Answered by Ustadh Salman Younas
Question: I am 20 years old and I started prayer when I was 16. I should’ve started when I was 13. My parents never really taught us to pray and I wasn’t really religious at that time. When I was 16 I started to look into Islam myself and that’s when faith really entered my heart. So I didn’t miss my prayer out of laziness but because of ignorance. Do I still need to make up the years of missed prayers?
You would have to make up any obligatory prayers you missed after attaining puberty even if they were missed due to ignorance.
Ignorance was deemed an excuse by some scholars for those who were newly converted to Islam in non-Muslim lands who did not perform the obligatory prayers due to lacking knowledge of its obligation. This related back to the notion that moral obligation to the divine law depends upon it reaching one (bulugh), namely the knowledge of the obligation of specific acts. However, what is of consideration is not actually possessing knowledge of an act being obligatory but the possibility of attaining this knowledge. In Islamic lands, this possibility is assumed to exist, while in non-Muslim lands it is not or is deemed insufficiently present.

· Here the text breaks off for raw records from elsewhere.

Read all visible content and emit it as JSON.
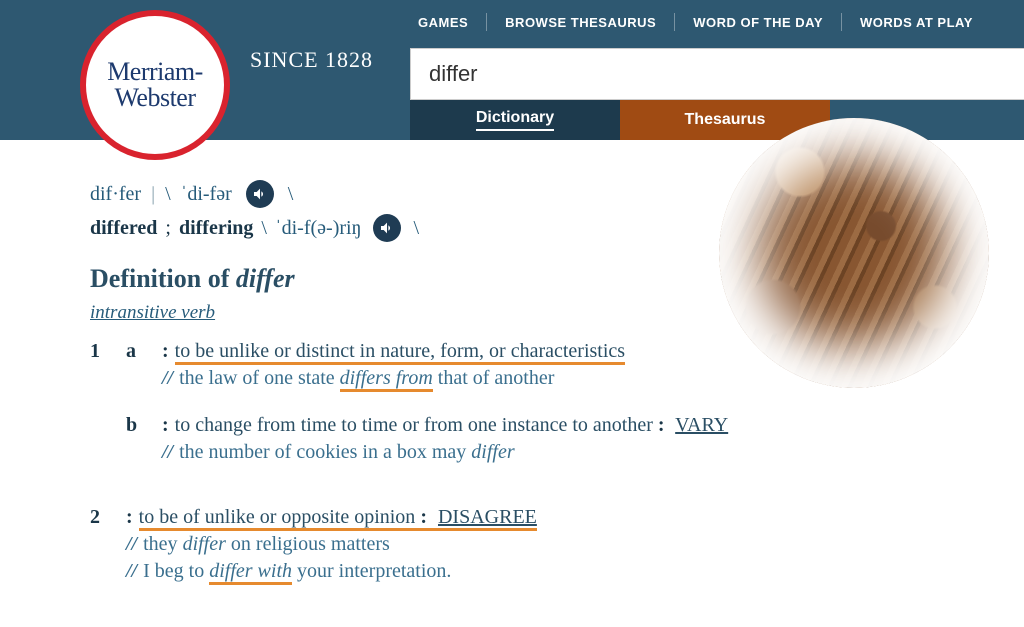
{
  "brand": {
    "line1": "Merriam-",
    "line2": "Webster",
    "since": "SINCE 1828"
  },
  "topnav": {
    "games": "GAMES",
    "browse": "BROWSE THESAURUS",
    "wotd": "WORD OF THE DAY",
    "wap": "WORDS AT PLAY"
  },
  "search": {
    "value": "differ"
  },
  "tabs": {
    "dictionary": "Dictionary",
    "thesaurus": "Thesaurus"
  },
  "entry": {
    "syllables": "dif·fer",
    "pron1": "ˈdi-fər",
    "form1": "differed",
    "form_sep": ";",
    "form2": "differing",
    "pron2": "ˈdi-f(ə-)riŋ",
    "def_head_prefix": "Definition of ",
    "def_head_word": "differ",
    "pos": "intransitive verb",
    "s1a_def": "to be unlike or distinct in nature, form, or characteristics",
    "s1a_ex_pre": "the law of one state ",
    "s1a_ex_hi": "differs from",
    "s1a_ex_post": " that of another",
    "s1b_def": "to change from time to time or from one instance to another ",
    "s1b_syn": "VARY",
    "s1b_ex_pre": "the number of cookies in a box may ",
    "s1b_ex_it": "differ",
    "s2_def": "to be of unlike or opposite opinion ",
    "s2_syn": "DISAGREE",
    "s2_ex1_pre": "they ",
    "s2_ex1_it": "differ",
    "s2_ex1_post": " on religious matters",
    "s2_ex2_pre": "I beg to ",
    "s2_ex2_hi": "differ with",
    "s2_ex2_post": " your interpretation."
  },
  "labels": {
    "n1": "1",
    "la": "a",
    "lb": "b",
    "n2": "2",
    "colon": ":",
    "slashes": "//",
    "backslash": "\\",
    "pipe": "|"
  }
}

In addition to the fact that this ruling would likely be difficult to apply to one born in a Muslim household, the reality of non-Muslim lands today is not the same as conceived by classical jurists. Indeed, Muslims are well-established and settled in these lands; many of them are indigenous peoples. There are mosques, religious institutions, and easier access to knowledge as well. All of this could effect the original ruling mentioned in the classical texts.

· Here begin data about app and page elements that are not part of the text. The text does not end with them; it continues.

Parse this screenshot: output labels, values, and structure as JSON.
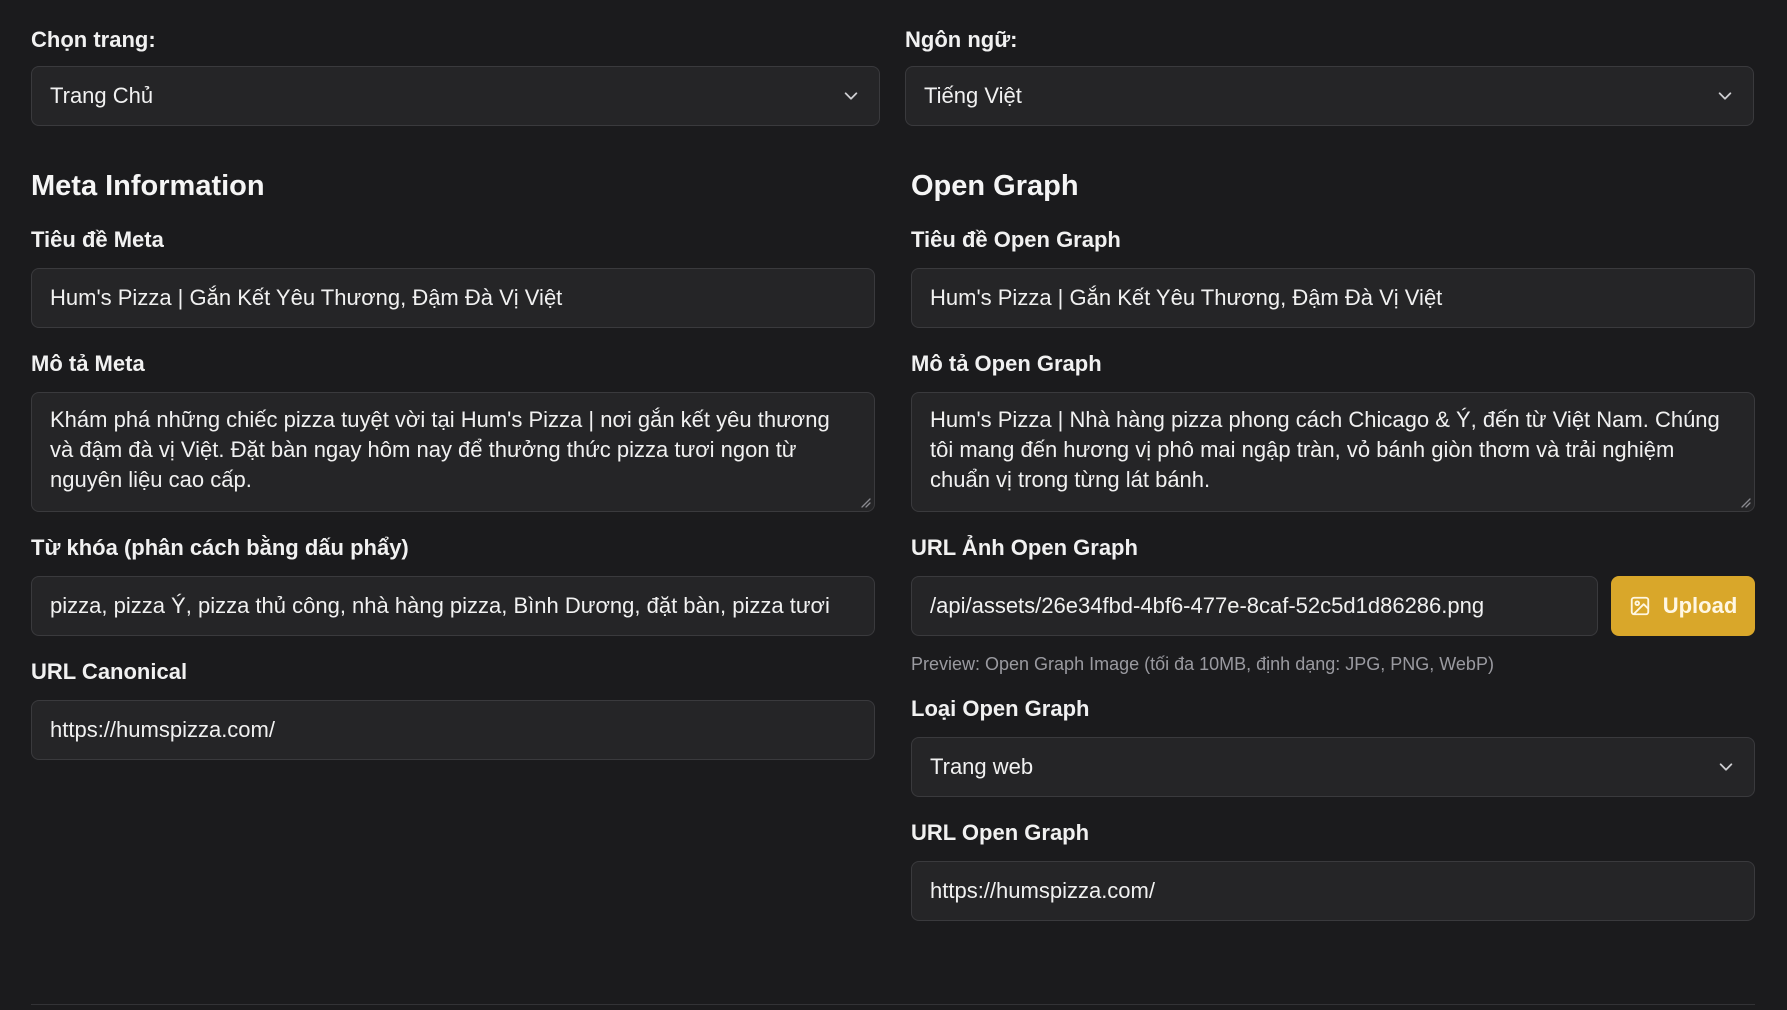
{
  "page_select": {
    "label": "Chọn trang:",
    "value": "Trang Chủ"
  },
  "language_select": {
    "label": "Ngôn ngữ:",
    "value": "Tiếng Việt"
  },
  "meta": {
    "section_title": "Meta Information",
    "title_label": "Tiêu đề Meta",
    "title_value": "Hum's Pizza | Gắn Kết Yêu Thương, Đậm Đà Vị Việt",
    "description_label": "Mô tả Meta",
    "description_value": "Khám phá những chiếc pizza tuyệt vời tại Hum's Pizza | nơi gắn kết yêu thương và đậm đà vị Việt. Đặt bàn ngay hôm nay để thưởng thức pizza tươi ngon từ nguyên liệu cao cấp.",
    "keywords_label": "Từ khóa (phân cách bằng dấu phẩy)",
    "keywords_value": "pizza, pizza Ý, pizza thủ công, nhà hàng pizza, Bình Dương, đặt bàn, pizza tươi",
    "canonical_label": "URL Canonical",
    "canonical_value": "https://humspizza.com/"
  },
  "open_graph": {
    "section_title": "Open Graph",
    "title_label": "Tiêu đề Open Graph",
    "title_value": "Hum's Pizza | Gắn Kết Yêu Thương, Đậm Đà Vị Việt",
    "description_label": "Mô tả Open Graph",
    "description_value": "Hum's Pizza | Nhà hàng pizza phong cách Chicago & Ý, đến từ Việt Nam. Chúng tôi mang đến hương vị phô mai ngập tràn, vỏ bánh giòn thơm và trải nghiệm chuẩn vị trong từng lát bánh.",
    "image_url_label": "URL Ảnh Open Graph",
    "image_url_value": "/api/assets/26e34fbd-4bf6-477e-8caf-52c5d1d86286.png",
    "upload_label": "Upload",
    "image_hint": "Preview: Open Graph Image (tối đa 10MB, định dạng: JPG, PNG, WebP)",
    "type_label": "Loại Open Graph",
    "type_value": "Trang web",
    "url_label": "URL Open Graph",
    "url_value": "https://humspizza.com/"
  },
  "colors": {
    "background": "#1b1b1d",
    "field_background": "#252527",
    "field_border": "#3a3a3d",
    "accent": "#d9a72a",
    "hint_text": "#9a9aa0"
  },
  "icons": {
    "select_chevron": "chevron-down-icon",
    "upload": "image-icon",
    "resize": "resize-handle-icon"
  }
}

My advice to you would be to make an estimate of the obligatory prayers you missed and make them up gradually. It is not important for you to think about the number and duration it will take to complete these prayers but to simply begin performing them seeking the pleasure of God through the fulfillment of what He has obligated on us. Keep in mind the words of the Prophet (God bless him) that the most beloved of actions are those that are consistent even if small in number. So, take on a reasonable load and make these extra prayers a means to draw closer to God.
[Ustadh] Salman Younas
Checked and approved by Shaykh Faraz Rabbani
Ustadh Salman Younas graduated from Stony Brook University with a degree in Political Science and Religious Studies. After studying the Islamic sciences online and with local scholars in New York, Ustadh Salman moved to Amman. There he studies Islamic law, legal methodology, belief, hadith methodology, logic, Arabic, and tafsir.
This answer was collected from Seekersguidance.org. It’s an online learning platform overseen by Sheikh Faraz Rabbani. All courses are free. They also have in-person classes in Canada.